fbpx
See our specials and new client offers!

tips tricks and info

our blog

Can You Remove Heartworms?

Posted 12.15.19 by Kassie Newton, DVM

A Case Study on Caval Syndrome

Dr. Newton and Toby

This is Tobi. Look at this adorable face. I mean, how can you not love him immediately? From the outside Tobi looks so happy and healthy, but this is the story of how we almost lost Tobi due to heartworms.  

Tobi had been adopted through a local shelter a few months ago by his new owners. He very suddenly and rapidly declined in July, and we initially thought it may be due to an autoimmune disease. However, after a blood transfusion and lots of medications Tobi was not improving. He continued to become very weak, barely wanting to walk, would not eat very much, and was coughing…a lot. His mom was extremely worried that he wasn’t going to make it – and honestly so were we.
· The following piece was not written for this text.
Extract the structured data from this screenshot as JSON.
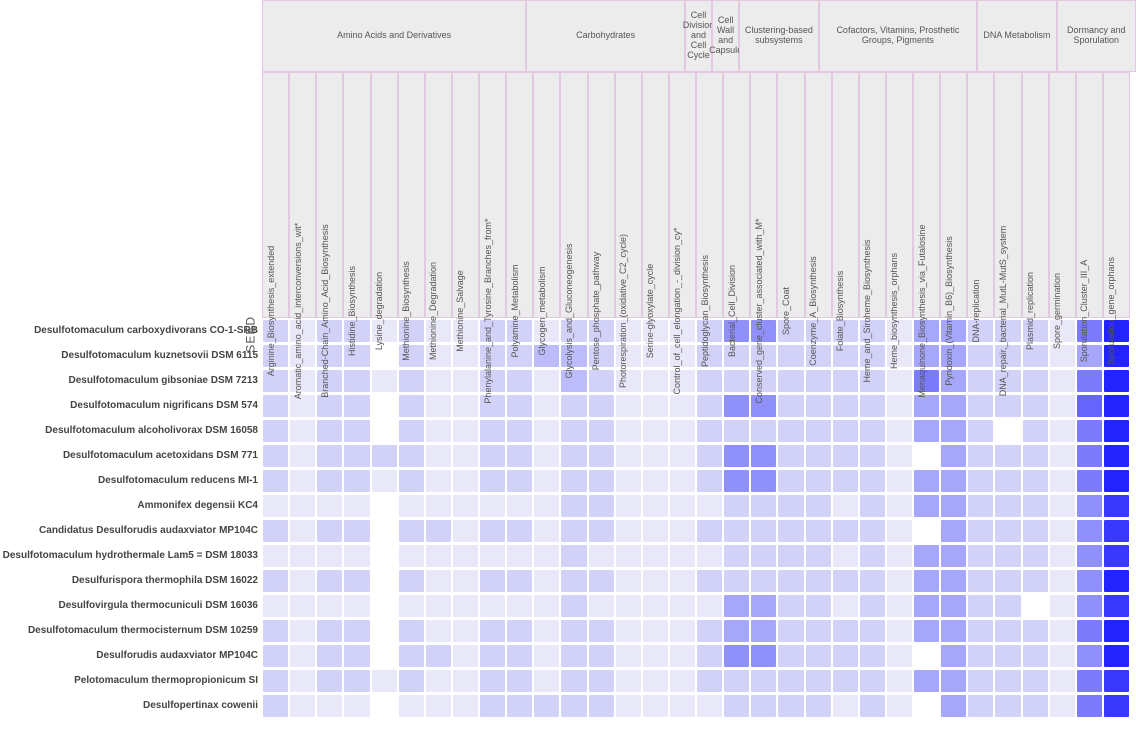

Heartworms taking up space in the chambers of the heart.

We ran some more tests on Tobi, and found via an echocardiogram (aka ultrasound of the heart) that Tobi had a condition called Caval Syndrome. This can mimic many of the symptoms of autoimmune disease but is a much rarer situation for us to see in our patients. In most dogs this is a terminal condition, so we knew we had to act fast.

Jar of heartworms
Jar of heartworms.

Wait a second, let’s back up. You said…heartworms? Yep, I sure did. Heartworms are a small parasite transmitted by mosquitos that your dog can contract if not properly protected. Over time these microscopic worms grow to be big and strong – up to 18 inches long in some dogs! They make their way to the heart most commonly and set up residence. Over time these worms can reproduce and make more worms, which then makes it harder and harder for the heart to beat. Left untreated and unchecked heartworms will eventually lead to heart failure and death. Caval Syndrome is when there are so many worms they are in heart failure and the worms are literally shredding their own blood cells. 

Okay, back to Tobi. When a dog has terminal heartworm disease they cannot undergo the traditional heartworm treatment called Immiticide as this is commonly fatal. The only treatment options is to decrease the amount of worms causing the issue with surgery. This is an extremely risky surgery as there is so much stress and strain going on with the patient and their heart cannot always tolerate being under anesthesia. However, if we do nothing they will pass away.

Removing heartworms from an anesthetized dog.
Live heartworms pulled from Tobi’s heart!

We are happy to report that Tobi was a rock star! He was perfect for his surgery and Dr. Newton successfully removed 33 worms from this little man. Yep, that is 33 worms ranging from 8-18 inches in length out of a small dog. Tobi has recovered well from this, but he definitely still has a road. He will need to recover and then go through the traditional Immiticide treatment to kill any remaining worms. But we hope this little man continues to beat this horrible disease and show us how tough he can be.

Dr. Newton and Tobi post-surgery.

Being in the south, we have a lot of mosquitoes – so we see a lot of heartworms. Toby’s case is one of success and happiness, but we sadly see dogs pass away from this disease every year. Thankfully this disease is preventable with correct medications and, if caught early, is absolutely treatable. Give us a call if you have any questions!

Live Chat